In this whimsical, bentwood-styled cedar box, Corrine Hunt explores an essential component of Northwest Coast art – the ovoid form.
Traditionally, ovoids served as the visual centre of any First Nations design and are the point from which all other elements of the design emanate. While the box retains some aspects of this tradition, Corrine has dropped many of the other typical characteristic elements of Northwest Coast design, such as U-shapes, crescents, and fine lines. The end result is a simplified, yet boldly coloured take on the ovoid form, which was inspired by the mid-century modern graphic design style.

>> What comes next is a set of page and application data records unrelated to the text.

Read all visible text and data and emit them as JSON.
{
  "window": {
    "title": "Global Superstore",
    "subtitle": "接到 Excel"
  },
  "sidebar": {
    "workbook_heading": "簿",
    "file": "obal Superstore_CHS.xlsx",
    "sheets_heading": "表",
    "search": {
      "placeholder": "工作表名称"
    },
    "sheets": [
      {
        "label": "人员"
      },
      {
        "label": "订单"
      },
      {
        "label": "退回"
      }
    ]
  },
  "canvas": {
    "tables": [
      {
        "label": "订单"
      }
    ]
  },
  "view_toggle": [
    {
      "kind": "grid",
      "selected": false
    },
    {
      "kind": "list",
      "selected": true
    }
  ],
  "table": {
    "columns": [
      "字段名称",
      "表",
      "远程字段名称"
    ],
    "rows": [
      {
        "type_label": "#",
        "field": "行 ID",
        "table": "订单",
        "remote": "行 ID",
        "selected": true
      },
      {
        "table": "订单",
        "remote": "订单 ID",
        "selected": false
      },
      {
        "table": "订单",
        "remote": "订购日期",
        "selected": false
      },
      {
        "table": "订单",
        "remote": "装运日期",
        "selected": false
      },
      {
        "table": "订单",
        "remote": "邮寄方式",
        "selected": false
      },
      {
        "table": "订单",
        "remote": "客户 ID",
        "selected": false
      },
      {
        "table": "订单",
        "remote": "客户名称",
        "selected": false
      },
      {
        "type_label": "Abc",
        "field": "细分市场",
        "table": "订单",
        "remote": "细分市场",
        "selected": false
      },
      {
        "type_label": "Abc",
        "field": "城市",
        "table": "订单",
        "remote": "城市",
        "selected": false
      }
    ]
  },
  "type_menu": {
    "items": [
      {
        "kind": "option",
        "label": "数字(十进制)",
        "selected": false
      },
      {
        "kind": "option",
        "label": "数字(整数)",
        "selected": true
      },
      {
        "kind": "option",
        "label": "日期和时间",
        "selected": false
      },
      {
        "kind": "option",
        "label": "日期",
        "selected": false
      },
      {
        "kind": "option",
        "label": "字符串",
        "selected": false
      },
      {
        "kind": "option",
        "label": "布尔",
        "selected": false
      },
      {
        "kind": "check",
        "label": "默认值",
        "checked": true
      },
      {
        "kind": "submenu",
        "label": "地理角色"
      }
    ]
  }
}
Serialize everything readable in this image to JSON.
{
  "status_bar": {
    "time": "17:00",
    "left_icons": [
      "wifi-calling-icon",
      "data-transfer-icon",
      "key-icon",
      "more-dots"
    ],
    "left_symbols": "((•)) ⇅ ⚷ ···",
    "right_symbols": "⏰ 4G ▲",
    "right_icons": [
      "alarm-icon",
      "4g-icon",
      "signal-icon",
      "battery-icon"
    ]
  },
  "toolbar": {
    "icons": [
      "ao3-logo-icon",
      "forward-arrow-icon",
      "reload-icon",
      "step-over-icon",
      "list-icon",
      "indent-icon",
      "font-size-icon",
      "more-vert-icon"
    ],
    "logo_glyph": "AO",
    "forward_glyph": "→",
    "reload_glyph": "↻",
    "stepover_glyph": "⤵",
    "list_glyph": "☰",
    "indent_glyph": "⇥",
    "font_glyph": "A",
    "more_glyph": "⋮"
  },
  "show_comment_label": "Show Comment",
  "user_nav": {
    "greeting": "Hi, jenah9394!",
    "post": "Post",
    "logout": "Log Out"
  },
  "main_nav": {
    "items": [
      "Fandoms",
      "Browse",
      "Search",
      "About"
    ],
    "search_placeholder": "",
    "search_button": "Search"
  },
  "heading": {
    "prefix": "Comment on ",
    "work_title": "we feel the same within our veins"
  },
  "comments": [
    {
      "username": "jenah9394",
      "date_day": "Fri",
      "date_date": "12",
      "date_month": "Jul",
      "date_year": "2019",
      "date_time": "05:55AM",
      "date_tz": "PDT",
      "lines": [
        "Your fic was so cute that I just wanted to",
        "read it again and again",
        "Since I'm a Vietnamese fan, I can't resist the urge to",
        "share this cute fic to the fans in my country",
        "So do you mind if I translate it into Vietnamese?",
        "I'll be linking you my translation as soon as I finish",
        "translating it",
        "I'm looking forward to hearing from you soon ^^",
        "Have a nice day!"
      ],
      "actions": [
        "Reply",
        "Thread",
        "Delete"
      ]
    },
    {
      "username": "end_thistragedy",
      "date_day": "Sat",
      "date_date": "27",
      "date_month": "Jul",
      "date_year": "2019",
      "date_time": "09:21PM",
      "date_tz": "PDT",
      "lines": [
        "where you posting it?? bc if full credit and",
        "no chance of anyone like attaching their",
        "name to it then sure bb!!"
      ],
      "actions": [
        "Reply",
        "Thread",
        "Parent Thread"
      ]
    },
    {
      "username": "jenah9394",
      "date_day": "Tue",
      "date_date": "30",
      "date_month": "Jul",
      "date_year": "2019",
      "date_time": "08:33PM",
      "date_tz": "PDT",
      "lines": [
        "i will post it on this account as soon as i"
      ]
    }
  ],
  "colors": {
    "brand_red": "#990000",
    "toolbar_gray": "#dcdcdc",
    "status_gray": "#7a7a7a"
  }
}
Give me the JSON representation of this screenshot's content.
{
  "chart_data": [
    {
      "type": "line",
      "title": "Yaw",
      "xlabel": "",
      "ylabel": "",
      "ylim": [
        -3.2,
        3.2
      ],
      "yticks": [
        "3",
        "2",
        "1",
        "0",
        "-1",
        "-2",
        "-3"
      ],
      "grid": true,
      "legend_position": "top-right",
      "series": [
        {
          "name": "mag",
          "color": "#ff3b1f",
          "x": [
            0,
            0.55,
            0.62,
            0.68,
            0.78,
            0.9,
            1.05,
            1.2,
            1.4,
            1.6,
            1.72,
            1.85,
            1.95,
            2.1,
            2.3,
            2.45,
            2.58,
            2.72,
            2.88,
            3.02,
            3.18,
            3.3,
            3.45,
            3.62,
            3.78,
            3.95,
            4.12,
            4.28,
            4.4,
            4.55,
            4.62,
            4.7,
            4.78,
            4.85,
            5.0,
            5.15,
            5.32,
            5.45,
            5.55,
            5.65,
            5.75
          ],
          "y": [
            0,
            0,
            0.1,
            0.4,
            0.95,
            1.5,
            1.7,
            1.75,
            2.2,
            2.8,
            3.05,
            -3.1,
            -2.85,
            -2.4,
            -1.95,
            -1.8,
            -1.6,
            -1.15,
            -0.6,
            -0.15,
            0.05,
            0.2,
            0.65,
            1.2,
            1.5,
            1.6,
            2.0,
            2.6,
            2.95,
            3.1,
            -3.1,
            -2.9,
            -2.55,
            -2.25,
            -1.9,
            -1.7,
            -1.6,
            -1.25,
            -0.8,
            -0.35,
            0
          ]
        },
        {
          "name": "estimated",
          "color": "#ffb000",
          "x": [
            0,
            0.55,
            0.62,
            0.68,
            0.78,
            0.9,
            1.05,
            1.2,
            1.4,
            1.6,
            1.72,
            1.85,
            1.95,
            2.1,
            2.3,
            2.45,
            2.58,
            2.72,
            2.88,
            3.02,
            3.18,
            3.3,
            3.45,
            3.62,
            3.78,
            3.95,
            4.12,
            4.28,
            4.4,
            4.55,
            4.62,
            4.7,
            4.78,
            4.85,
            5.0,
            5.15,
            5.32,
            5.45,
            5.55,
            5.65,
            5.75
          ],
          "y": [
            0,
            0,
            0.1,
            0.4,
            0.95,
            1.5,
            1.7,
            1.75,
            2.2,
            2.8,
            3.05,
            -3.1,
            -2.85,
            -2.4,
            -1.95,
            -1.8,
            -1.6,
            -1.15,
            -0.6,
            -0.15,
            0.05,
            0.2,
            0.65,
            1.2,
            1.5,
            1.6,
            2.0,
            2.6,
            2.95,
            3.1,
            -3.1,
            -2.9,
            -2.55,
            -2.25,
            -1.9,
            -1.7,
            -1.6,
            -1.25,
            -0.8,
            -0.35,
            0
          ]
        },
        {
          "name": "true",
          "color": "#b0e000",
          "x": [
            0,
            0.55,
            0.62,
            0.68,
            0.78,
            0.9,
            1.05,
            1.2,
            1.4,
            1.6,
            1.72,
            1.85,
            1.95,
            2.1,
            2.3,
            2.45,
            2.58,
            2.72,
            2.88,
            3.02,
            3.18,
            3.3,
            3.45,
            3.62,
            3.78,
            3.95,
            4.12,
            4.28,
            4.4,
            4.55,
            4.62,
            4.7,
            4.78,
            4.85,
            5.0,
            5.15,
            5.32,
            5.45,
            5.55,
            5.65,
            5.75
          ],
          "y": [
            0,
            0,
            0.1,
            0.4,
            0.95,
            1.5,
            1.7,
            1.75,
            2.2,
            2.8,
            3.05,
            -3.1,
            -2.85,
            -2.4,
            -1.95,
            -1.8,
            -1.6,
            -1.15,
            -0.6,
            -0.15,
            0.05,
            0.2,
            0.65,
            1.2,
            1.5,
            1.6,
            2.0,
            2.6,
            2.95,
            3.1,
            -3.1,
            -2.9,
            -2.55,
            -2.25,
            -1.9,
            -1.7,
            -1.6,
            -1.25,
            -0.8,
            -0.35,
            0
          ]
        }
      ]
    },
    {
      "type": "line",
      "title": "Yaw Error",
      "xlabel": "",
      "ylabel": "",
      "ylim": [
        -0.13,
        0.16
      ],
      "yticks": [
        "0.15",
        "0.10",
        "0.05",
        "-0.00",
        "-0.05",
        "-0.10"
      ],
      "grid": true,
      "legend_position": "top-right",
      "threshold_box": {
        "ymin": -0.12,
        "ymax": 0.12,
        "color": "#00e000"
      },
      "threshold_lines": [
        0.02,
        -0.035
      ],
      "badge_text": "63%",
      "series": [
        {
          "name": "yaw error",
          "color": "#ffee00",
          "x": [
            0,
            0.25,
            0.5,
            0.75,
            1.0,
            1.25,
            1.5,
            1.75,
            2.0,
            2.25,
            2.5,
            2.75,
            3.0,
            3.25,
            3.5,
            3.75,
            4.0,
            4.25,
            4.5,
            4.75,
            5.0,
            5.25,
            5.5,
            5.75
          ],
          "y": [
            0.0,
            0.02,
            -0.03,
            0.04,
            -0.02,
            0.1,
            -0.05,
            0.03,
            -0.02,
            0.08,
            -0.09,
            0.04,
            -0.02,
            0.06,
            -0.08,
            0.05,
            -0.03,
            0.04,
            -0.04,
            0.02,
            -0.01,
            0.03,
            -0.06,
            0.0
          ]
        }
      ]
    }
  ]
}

The imagery on this artwork includes an abstract depiction of clouds along each of the four sides as well as a Raven head on the top of the lid. As a member of the Raven Gwa’wina clan from Ts’akis, a Komoyue village on Vancouver Island, Corrine often uses depictions of the Raven to represent herself in her artwork. This particular artwork is no exception, hence the name, “My Head is in the Clouds” Box.